The Organization for Security and Cooperation in Europe had sent more than 300 observers to Belarus to observe the vote. In a statement Monday, it said “a free election depends on people being free to speak, organize and run for office” and that it did not see that in this campaign.

However, the OSCE said it stands ready to work with Belarus to take steps forward.

Parties supporting Belarusian President Alexander Lukashenko dominated the vote. Main opposition parties had boycotted it to protest what they said was election fraud, along with the detention of political prisoners.

Opposition members and independent observers also have said the reported voter turnout of more than 74 percent was inflated by an early voting process that may have been a source of fraud.

President Lukashenko, who has ruled the country for 18 years, responded to the boycott by calling the opposition “cowards” who have nothing to say to the people.

The government violently cracked down on a pro-democracy march in Minsk after the 2010 presidential election, which Mr. Lukashenko won in a landslide. Authorities detained several opposition candidates.

The United States and the European Union imposed economic and travel sanctions on the Belarusian government for its crackdown on opposition groups.

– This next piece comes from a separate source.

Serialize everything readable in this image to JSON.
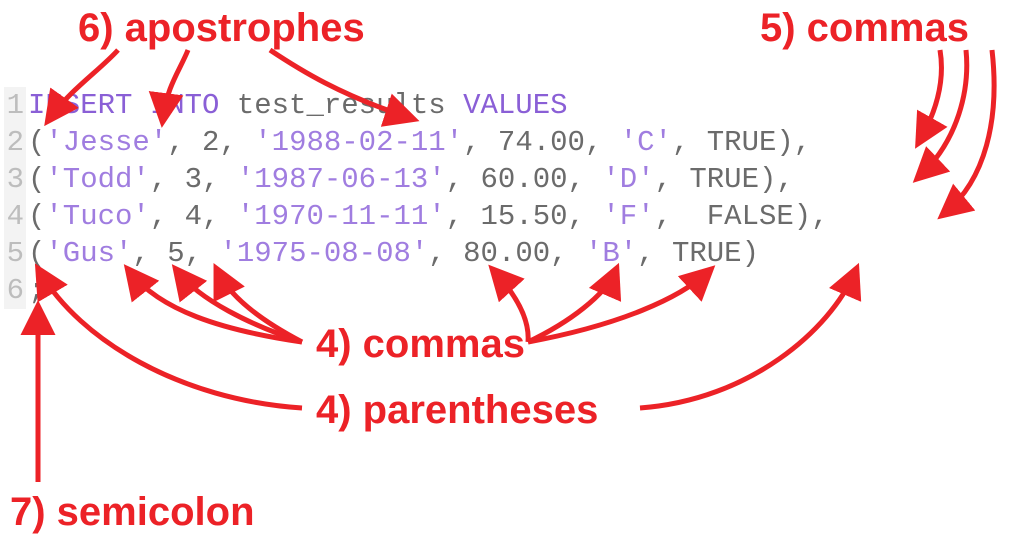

Washington also has called Mr. Lukashenko “Europe's last dictator” for suppressing free speech and human rights, stifling the opposition and rigging elections.